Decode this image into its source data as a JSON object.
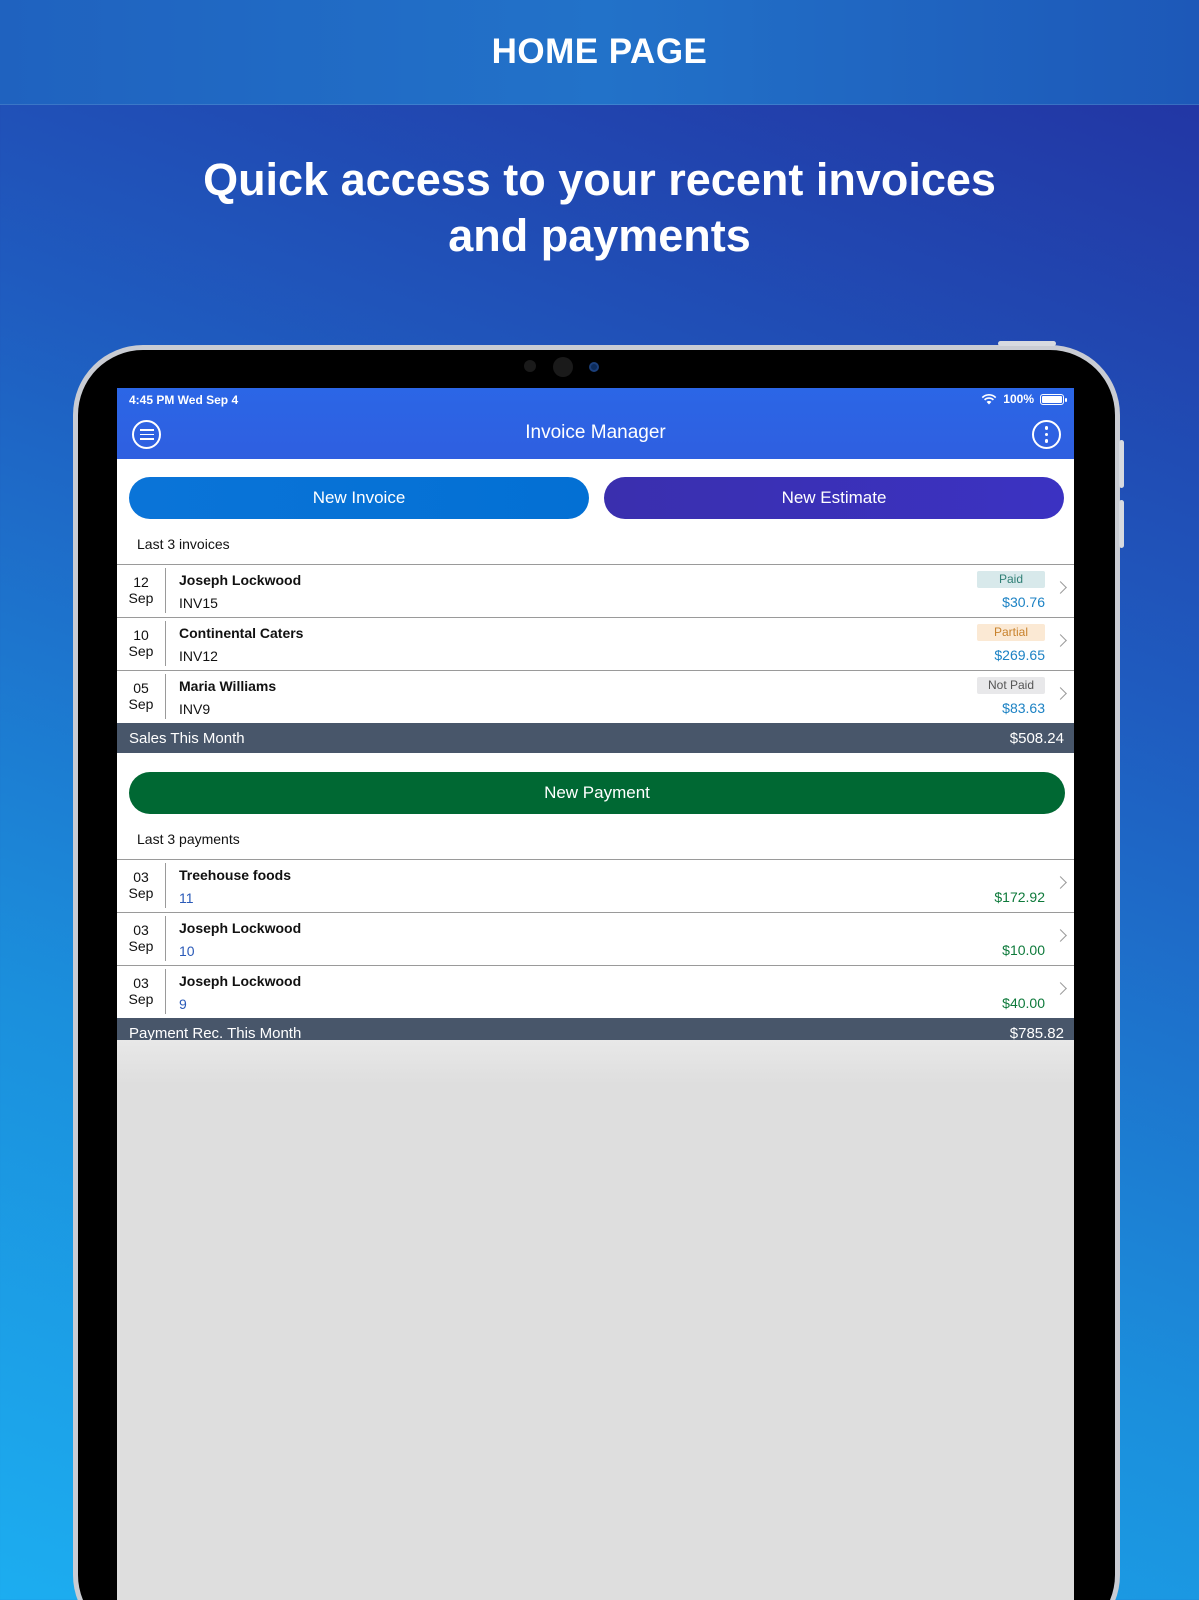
{
  "promo": {
    "header": "HOME PAGE",
    "tagline_line1": "Quick access to your recent invoices",
    "tagline_line2": "and payments"
  },
  "status_bar": {
    "time": "4:45 PM   Wed Sep 4",
    "battery": "100%",
    "icons": [
      "wifi-icon",
      "battery-icon"
    ]
  },
  "nav": {
    "title": "Invoice Manager",
    "left_icon": "menu-icon",
    "right_icon": "more-icon"
  },
  "actions": {
    "new_invoice": "New Invoice",
    "new_estimate": "New Estimate",
    "new_payment": "New Payment"
  },
  "invoices": {
    "section_label": "Last 3 invoices",
    "items": [
      {
        "day": "12",
        "month": "Sep",
        "name": "Joseph Lockwood",
        "number": "INV15",
        "status": "Paid",
        "amount": "$30.76"
      },
      {
        "day": "10",
        "month": "Sep",
        "name": "Continental Caters",
        "number": "INV12",
        "status": "Partial",
        "amount": "$269.65"
      },
      {
        "day": "05",
        "month": "Sep",
        "name": "Maria Williams",
        "number": "INV9",
        "status": "Not Paid",
        "amount": "$83.63"
      }
    ],
    "summary_label": "Sales This Month",
    "summary_value": "$508.24"
  },
  "payments": {
    "section_label": "Last 3 payments",
    "items": [
      {
        "day": "03",
        "month": "Sep",
        "name": "Treehouse foods",
        "number": "11",
        "amount": "$172.92"
      },
      {
        "day": "03",
        "month": "Sep",
        "name": "Joseph Lockwood",
        "number": "10",
        "amount": "$10.00"
      },
      {
        "day": "03",
        "month": "Sep",
        "name": "Joseph Lockwood",
        "number": "9",
        "amount": "$40.00"
      }
    ],
    "summary_label": "Payment Rec. This Month",
    "summary_value": "$785.82"
  },
  "colors": {
    "appbar": "#2b66e6",
    "new_invoice": "#0a74d8",
    "new_estimate": "#3b32c2",
    "new_payment": "#006833",
    "summary_bar": "#48566a",
    "amount_invoice": "#1c82c4",
    "amount_payment": "#0e7a3b"
  }
}
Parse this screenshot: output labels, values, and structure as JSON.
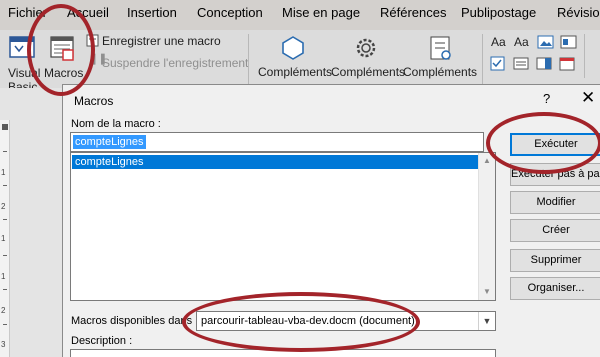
{
  "tabs": [
    "Fichier",
    "Accueil",
    "Insertion",
    "Conception",
    "Mise en page",
    "Références",
    "Publipostage",
    "Révision"
  ],
  "ribbon": {
    "visual_basic_line1": "Visual",
    "visual_basic_line2": "Basic",
    "macros_label": "Macros",
    "record_macro": "Enregistrer une macro",
    "pause_recording": "Suspendre l'enregistrement",
    "addins_1": "Compléments",
    "addins_2": "Compléments",
    "addins_3": "Compléments",
    "aa_1": "Aa",
    "aa_2": "Aa"
  },
  "ruler": {
    "marks": [
      "1",
      "2",
      "1",
      "1",
      "2",
      "3"
    ]
  },
  "dialog": {
    "title": "Macros",
    "help": "?",
    "close": "✕",
    "name_label": "Nom de la macro :",
    "name_value": "compteLignes",
    "list_items": [
      "compteLignes"
    ],
    "available_label": "Macros disponibles dans :",
    "available_value": "parcourir-tableau-vba-dev.docm (document)",
    "description_label": "Description :",
    "buttons": {
      "run": "Exécuter",
      "step_into": "Exécuter pas à pas",
      "edit": "Modifier",
      "create": "Créer",
      "delete": "Supprimer",
      "organizer": "Organiser..."
    }
  },
  "colors": {
    "annotation": "#a3242a",
    "selection": "#0078d7"
  }
}
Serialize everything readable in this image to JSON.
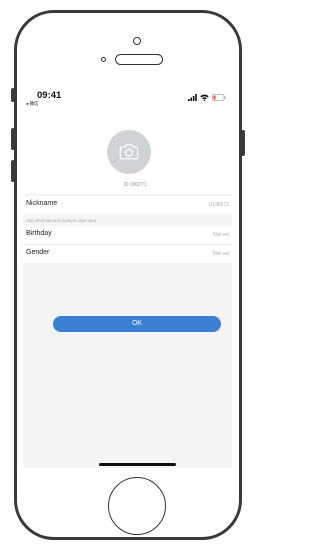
{
  "status_bar": {
    "time": "09:41",
    "carrier": "◂ 微信",
    "icons": [
      "signal-icon",
      "wifi-icon",
      "battery-icon"
    ],
    "battery_color": "#e64545"
  },
  "profile": {
    "avatar_icon": "camera-icon",
    "user_id": "ID:190271"
  },
  "fields": {
    "nickname": {
      "label": "Nickname",
      "value": "U190271"
    },
    "hint": "Add information to analyze user data",
    "birthday": {
      "label": "Birthday",
      "value": "Not set"
    },
    "gender": {
      "label": "Gender",
      "value": "Not set"
    }
  },
  "actions": {
    "ok_label": "OK",
    "accent_color": "#3a7fd2"
  }
}
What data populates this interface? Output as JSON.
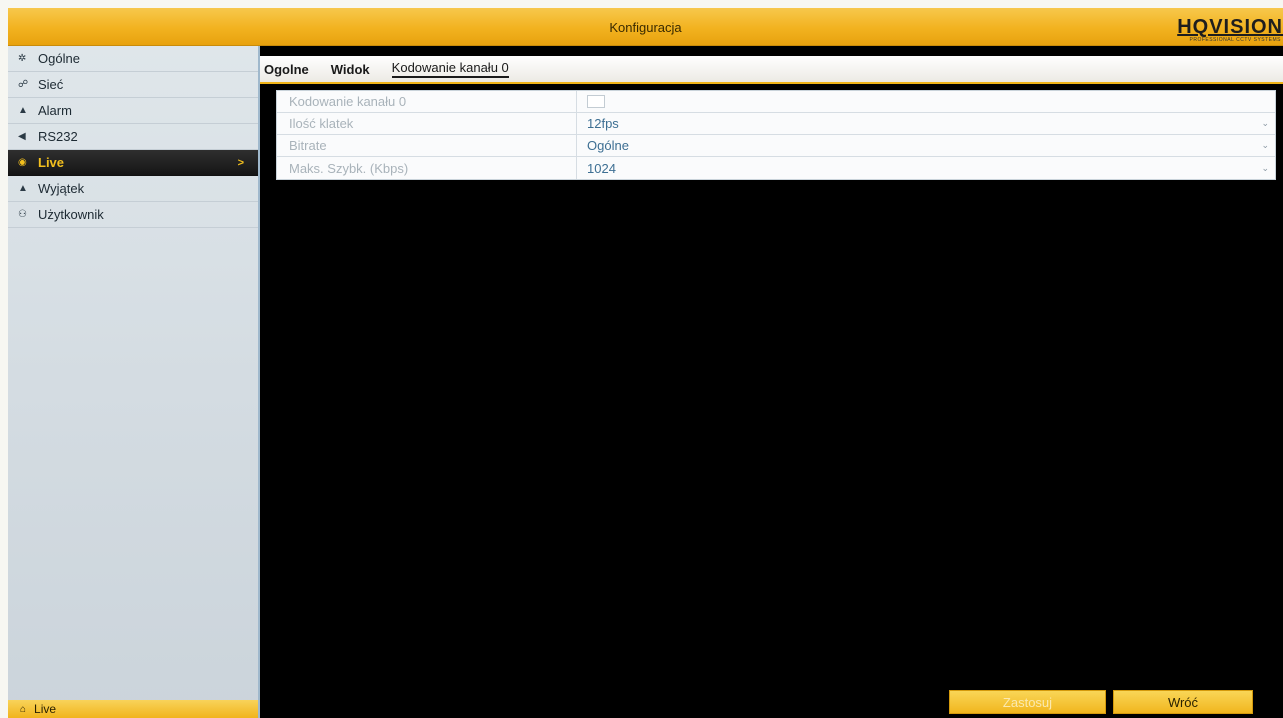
{
  "header": {
    "title": "Konfiguracja",
    "brand": "HQVISION",
    "brand_sub": "PROFESSIONAL CCTV SYSTEMS"
  },
  "sidebar": {
    "items": [
      {
        "label": "Ogólne",
        "icon": "gear-icon"
      },
      {
        "label": "Sieć",
        "icon": "network-icon"
      },
      {
        "label": "Alarm",
        "icon": "bell-icon"
      },
      {
        "label": "RS232",
        "icon": "serial-icon"
      },
      {
        "label": "Live",
        "icon": "eye-icon",
        "active": true,
        "arrow": ">"
      },
      {
        "label": "Wyjątek",
        "icon": "warning-icon"
      },
      {
        "label": "Użytkownik",
        "icon": "users-icon"
      }
    ],
    "bottom_label": "Live"
  },
  "tabs": [
    {
      "label": "Ogolne"
    },
    {
      "label": "Widok"
    },
    {
      "label": "Kodowanie kanału 0",
      "active": true
    }
  ],
  "settings": {
    "rows": [
      {
        "label": "Kodowanie kanału 0",
        "value": "",
        "type": "checkbox"
      },
      {
        "label": "Ilość klatek",
        "value": "12fps",
        "type": "select"
      },
      {
        "label": "Bitrate",
        "value": "Ogólne",
        "type": "select"
      },
      {
        "label": "Maks. Szybk. (Kbps)",
        "value": "1024",
        "type": "select"
      }
    ]
  },
  "buttons": {
    "save": "Zastosuj",
    "back": "Wróć"
  },
  "colors": {
    "accent": "#f2b21f",
    "active_text": "#f3c01e",
    "value_text": "#3d6f93"
  }
}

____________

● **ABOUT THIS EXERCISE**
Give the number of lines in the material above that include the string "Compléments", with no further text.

● **ANSWER TO THIS TASK**
3